  4. al-Ameda says:

    Even Mike Huckabee thinks that the Iowa caucuses, and their clown-posse straw vote (which by-the-way he would have a fair chance of winning) isn’t worth the effort.

    Iowa needs to politically declare itself to be Chapter 11, and outsource its campaign participation to a call center in Mumbai.

  5. DrDaveT says:

    Aww, I was hoping nobody would comment on this article, as an ironic meta-comment.

  6. Argon says:

    The Iowa Straw Poll is a bigger grift than Huckabee.

  7. Tillman says:

    @al-Ameda: Ideally, everyone would also ignore the Iowa caucuses. Have Super Tuesday be the first big primary/caucus event.

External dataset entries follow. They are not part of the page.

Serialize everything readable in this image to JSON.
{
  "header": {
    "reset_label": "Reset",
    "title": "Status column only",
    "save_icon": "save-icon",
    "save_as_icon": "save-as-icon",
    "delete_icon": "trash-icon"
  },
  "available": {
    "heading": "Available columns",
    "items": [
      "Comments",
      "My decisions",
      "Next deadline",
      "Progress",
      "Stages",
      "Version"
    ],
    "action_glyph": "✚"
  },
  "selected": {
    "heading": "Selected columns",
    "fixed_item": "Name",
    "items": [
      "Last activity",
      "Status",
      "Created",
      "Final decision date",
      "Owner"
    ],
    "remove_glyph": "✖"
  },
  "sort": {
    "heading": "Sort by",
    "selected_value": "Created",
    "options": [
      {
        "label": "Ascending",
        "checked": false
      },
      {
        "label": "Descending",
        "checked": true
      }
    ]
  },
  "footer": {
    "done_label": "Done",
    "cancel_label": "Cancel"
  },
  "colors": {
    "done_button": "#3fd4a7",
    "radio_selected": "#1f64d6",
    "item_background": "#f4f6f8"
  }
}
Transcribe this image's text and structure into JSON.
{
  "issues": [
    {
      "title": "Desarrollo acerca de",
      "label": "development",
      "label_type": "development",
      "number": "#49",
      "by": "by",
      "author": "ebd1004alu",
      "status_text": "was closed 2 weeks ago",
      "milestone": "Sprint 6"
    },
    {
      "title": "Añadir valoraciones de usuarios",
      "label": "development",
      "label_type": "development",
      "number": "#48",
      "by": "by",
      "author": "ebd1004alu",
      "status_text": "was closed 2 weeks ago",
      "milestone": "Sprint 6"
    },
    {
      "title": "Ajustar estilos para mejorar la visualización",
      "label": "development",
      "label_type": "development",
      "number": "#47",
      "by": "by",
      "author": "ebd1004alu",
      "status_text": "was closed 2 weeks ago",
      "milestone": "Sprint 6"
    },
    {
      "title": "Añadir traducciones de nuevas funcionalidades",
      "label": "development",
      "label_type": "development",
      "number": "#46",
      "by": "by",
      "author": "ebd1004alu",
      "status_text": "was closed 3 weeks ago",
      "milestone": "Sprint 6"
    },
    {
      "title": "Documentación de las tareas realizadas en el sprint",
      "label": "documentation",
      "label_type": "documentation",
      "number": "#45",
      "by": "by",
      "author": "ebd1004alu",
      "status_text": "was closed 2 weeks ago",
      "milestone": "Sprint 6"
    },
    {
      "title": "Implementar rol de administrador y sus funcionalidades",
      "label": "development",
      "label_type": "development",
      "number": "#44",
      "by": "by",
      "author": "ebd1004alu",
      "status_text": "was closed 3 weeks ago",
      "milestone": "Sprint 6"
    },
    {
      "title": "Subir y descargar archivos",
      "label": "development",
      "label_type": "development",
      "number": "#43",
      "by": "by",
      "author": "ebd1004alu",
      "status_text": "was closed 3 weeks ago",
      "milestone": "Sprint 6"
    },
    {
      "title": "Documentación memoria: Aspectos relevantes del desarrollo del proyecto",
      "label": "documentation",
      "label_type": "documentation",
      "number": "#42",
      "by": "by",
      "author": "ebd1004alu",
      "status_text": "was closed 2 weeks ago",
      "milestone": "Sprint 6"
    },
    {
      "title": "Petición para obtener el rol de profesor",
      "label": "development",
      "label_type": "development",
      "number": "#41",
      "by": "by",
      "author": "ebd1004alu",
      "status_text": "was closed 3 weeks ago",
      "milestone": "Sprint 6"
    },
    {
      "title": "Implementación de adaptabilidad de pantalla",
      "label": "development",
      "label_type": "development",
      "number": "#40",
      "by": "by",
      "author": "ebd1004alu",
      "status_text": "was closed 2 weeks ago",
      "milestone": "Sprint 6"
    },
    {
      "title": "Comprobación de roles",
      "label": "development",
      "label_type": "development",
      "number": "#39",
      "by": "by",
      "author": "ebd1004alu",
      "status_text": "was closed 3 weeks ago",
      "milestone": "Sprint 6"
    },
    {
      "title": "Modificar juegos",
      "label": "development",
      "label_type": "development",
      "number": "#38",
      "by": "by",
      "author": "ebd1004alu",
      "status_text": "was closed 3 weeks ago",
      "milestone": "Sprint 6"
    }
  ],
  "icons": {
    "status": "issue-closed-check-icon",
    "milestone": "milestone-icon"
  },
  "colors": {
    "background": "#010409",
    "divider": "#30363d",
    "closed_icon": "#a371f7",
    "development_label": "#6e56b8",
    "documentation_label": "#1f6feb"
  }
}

None of this inane winnowing of the field in three random states. The candidate with the most groundswell could have the most volunteers in a number of states to make it big. Television ads are one thing, but volunteers and paid campaign staff on the ground in this postmodern media environment seem more important.

  8. Paul Hooson says:

    Probably a huge strategic error for this campaign to nowhere. A strong showing in this early conservative and religious right leaning Iowa event could have put Huckabee in the top three or four candidates, where the candidates below four or five would probably be seen as pretty much political toast…

  9. al-Ameda says:


    @al-Ameda: Ideally, everyone would also ignore the Iowa caucuses. Have Super Tuesday be the first big primary/caucus event. None of this inane winnowing of the field in three random states.

    I couldn’t agree more.
    The purpose that New Hampshire and Iowa serve is to allow the candidates to vet themselves. The potential for spin outs is high, especially (in the case of Iowa) when you realize that the candidates are competing to gain the support of the 27% who are crazification certified.